          Maintaining the complexity of our civilization requires a consistent input of net energy and a stable climate. We’ve already experienced the first few years of a long emergency through economic stagnation and contraction, financial fraud and a lack of meaningful political momentum. Can we expect advances in technology to make a useful contribution to solving modern challenges or are we headed for a technological time out? Are we approaching a magic moment when those oppressed by debt refuse to pay?


    • Just a reminder of Stockland’s landbank

      Lots sold last year 11/12 – 5 388
      Lots under development – 87 900
      Total value of lots – $23.0b (not so much)
      Average lot value – $338k (maybe not now)
      Years of supply – 16.3

      • Stockland getting smashed by Big Ted and the REIV mafia

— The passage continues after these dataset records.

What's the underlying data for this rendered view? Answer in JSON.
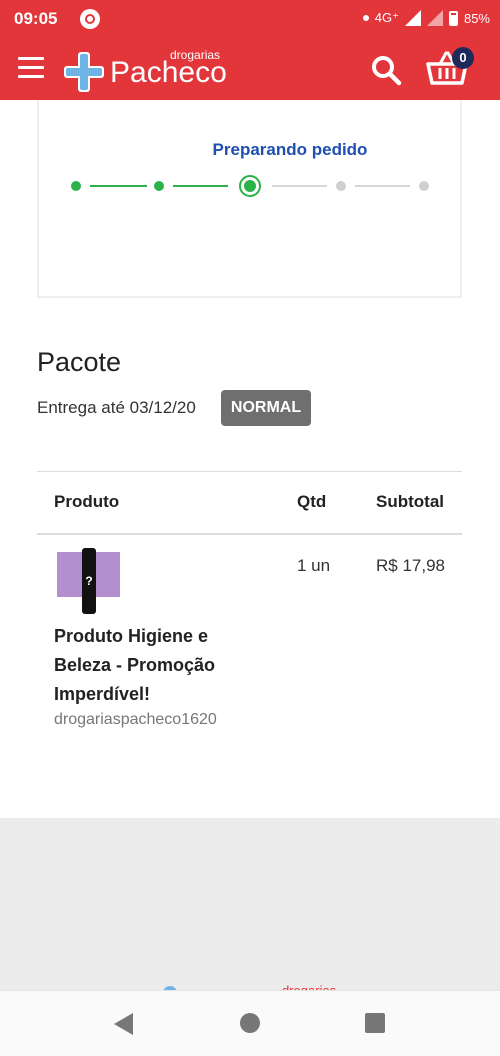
{
  "status_bar": {
    "time": "09:05",
    "network": "4G⁺",
    "battery": "85%"
  },
  "header": {
    "brand_small": "drogarias",
    "brand_big": "Pacheco",
    "cart_count": "0"
  },
  "tracking": {
    "current_status": "Preparando pedido",
    "steps": [
      "done",
      "done",
      "current",
      "pending",
      "pending"
    ],
    "colors": {
      "done": "#2bb34a",
      "pending": "#cfcfcf",
      "status_text": "#1f4fb0"
    }
  },
  "package": {
    "title": "Pacote",
    "delivery": "Entrega até 03/12/20",
    "badge": "NORMAL"
  },
  "table": {
    "headers": {
      "product": "Produto",
      "qty": "Qtd",
      "subtotal": "Subtotal"
    },
    "rows": [
      {
        "name": "Produto Higiene e Beleza - Promoção Imperdível!",
        "seller": "drogariaspacheco1620",
        "qty": "1 un",
        "subtotal": "R$ 17,98",
        "thumb_glyph": "?"
      }
    ]
  },
  "footer": {
    "brand_fragment": "drogarias"
  },
  "colors": {
    "brand_red": "#e3363b",
    "badge_gray": "#6f6f6f"
  }
}
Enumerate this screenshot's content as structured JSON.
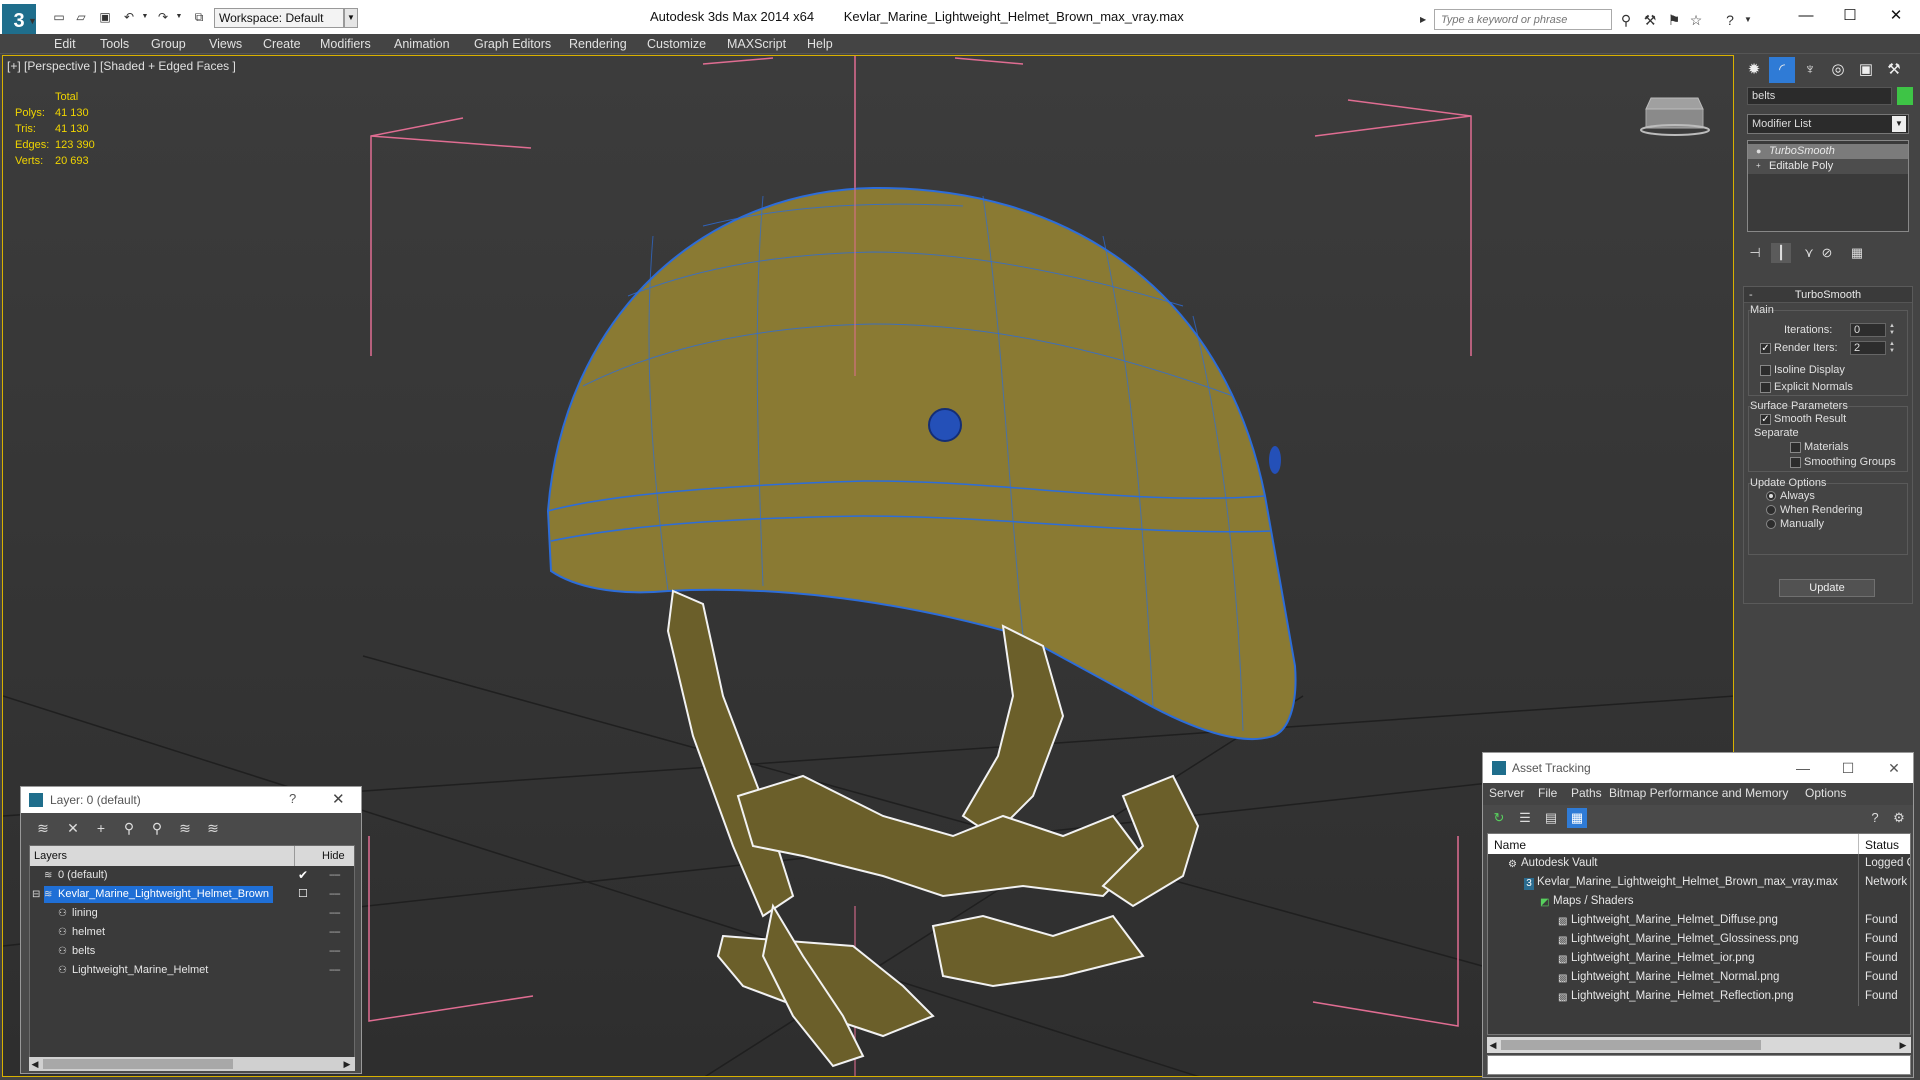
{
  "titlebar": {
    "app_name": "Autodesk 3ds Max  2014 x64",
    "file_name": "Kevlar_Marine_Lightweight_Helmet_Brown_max_vray.max",
    "workspace": "Workspace: Default",
    "search_placeholder": "Type a keyword or phrase"
  },
  "menu": [
    "Edit",
    "Tools",
    "Group",
    "Views",
    "Create",
    "Modifiers",
    "Animation",
    "Graph Editors",
    "Rendering",
    "Customize",
    "MAXScript",
    "Help"
  ],
  "viewport": {
    "label": "[+] [Perspective ] [Shaded + Edged Faces ]",
    "stats": {
      "total_label": "Total",
      "rows": [
        {
          "k": "Polys:",
          "v": "41 130"
        },
        {
          "k": "Tris:",
          "v": "41 130"
        },
        {
          "k": "Edges:",
          "v": "123 390"
        },
        {
          "k": "Verts:",
          "v": "20 693"
        }
      ]
    }
  },
  "command_panel": {
    "object_name": "belts",
    "object_color": "#3ec446",
    "modifier_list": "Modifier List",
    "stack": [
      "TurboSmooth",
      "Editable Poly"
    ],
    "rollout_title": "TurboSmooth",
    "main_label": "Main",
    "iterations_label": "Iterations:",
    "iterations_value": "0",
    "render_iters_label": "Render Iters:",
    "render_iters_value": "2",
    "isoline_label": "Isoline Display",
    "explicit_normals_label": "Explicit Normals",
    "surface_params_label": "Surface Parameters",
    "smooth_result_label": "Smooth Result",
    "separate_label": "Separate",
    "materials_label": "Materials",
    "smoothing_groups_label": "Smoothing Groups",
    "update_options_label": "Update Options",
    "always_label": "Always",
    "when_rendering_label": "When Rendering",
    "manually_label": "Manually",
    "update_button": "Update"
  },
  "layer_dialog": {
    "title": "Layer: 0 (default)",
    "help": "?",
    "col_layers": "Layers",
    "col_hide": "Hide",
    "rows": [
      {
        "name": "0 (default)",
        "indent": 14,
        "icon": "layer-icon"
      },
      {
        "name": "Kevlar_Marine_Lightweight_Helmet_Brown",
        "indent": 0,
        "icon": "layer-icon"
      },
      {
        "name": "lining",
        "indent": 28,
        "icon": "object-icon"
      },
      {
        "name": "helmet",
        "indent": 28,
        "icon": "object-icon"
      },
      {
        "name": "belts",
        "indent": 28,
        "icon": "object-icon"
      },
      {
        "name": "Lightweight_Marine_Helmet",
        "indent": 28,
        "icon": "object-icon"
      }
    ]
  },
  "asset_tracking": {
    "title": "Asset Tracking",
    "menu": [
      "Server",
      "File",
      "Paths",
      "Bitmap Performance and Memory",
      "Options"
    ],
    "col_name": "Name",
    "col_status": "Status",
    "rows": [
      {
        "name": "Autodesk Vault",
        "status": "Logged Ou"
      },
      {
        "name": "Kevlar_Marine_Lightweight_Helmet_Brown_max_vray.max",
        "status": "Network P"
      },
      {
        "name": "Maps / Shaders",
        "status": ""
      },
      {
        "name": "Lightweight_Marine_Helmet_Diffuse.png",
        "status": "Found"
      },
      {
        "name": "Lightweight_Marine_Helmet_Glossiness.png",
        "status": "Found"
      },
      {
        "name": "Lightweight_Marine_Helmet_ior.png",
        "status": "Found"
      },
      {
        "name": "Lightweight_Marine_Helmet_Normal.png",
        "status": "Found"
      },
      {
        "name": "Lightweight_Marine_Helmet_Reflection.png",
        "status": "Found"
      }
    ]
  }
}
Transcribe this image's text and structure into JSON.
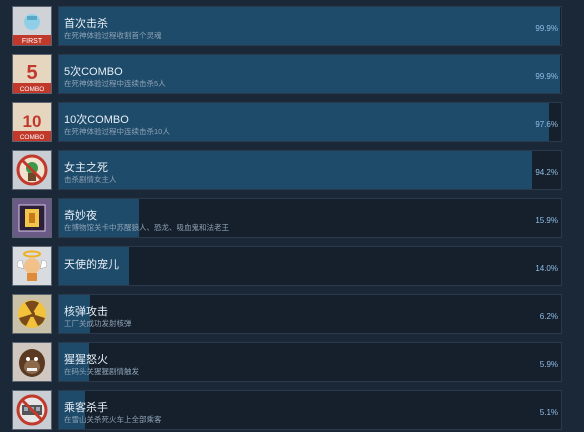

        “The residential business was weakest in Victoria over the six-month period, with Stockland reporting a 46% decline in Victorian settlements to 463, compared with 850 in the first half of the 2012 financial year”

  2. I didn’t see this reported elsewhere, but apparently Vietnam’s property market has crashed in the last few years:

    Anecdotally, the amount of non- performing loans is huge (I was told as high as 75% – I assume only in limited cases).

    (real estate speculation seems a national obsession in Vietnam so now I know why my partner’s family stopped talking about property prices this year…)

      • Ideally will be offset by increasing commodity prices over time (think Jeremy Grantham’s view go long everything in the ground) encouraging greater exploration for new mineral sources and the adoption of more expensive extraction techniques for currently ‘unviable’ production.

        Nonetheless, eventually new sources will be exhausted. I rather hope by then this place has got its act together and boldly forged a sustainable economic base. We have this marvellous mineral wealth that should allow us the largesse to invest in wealth producing infrastructure and encourage innovation.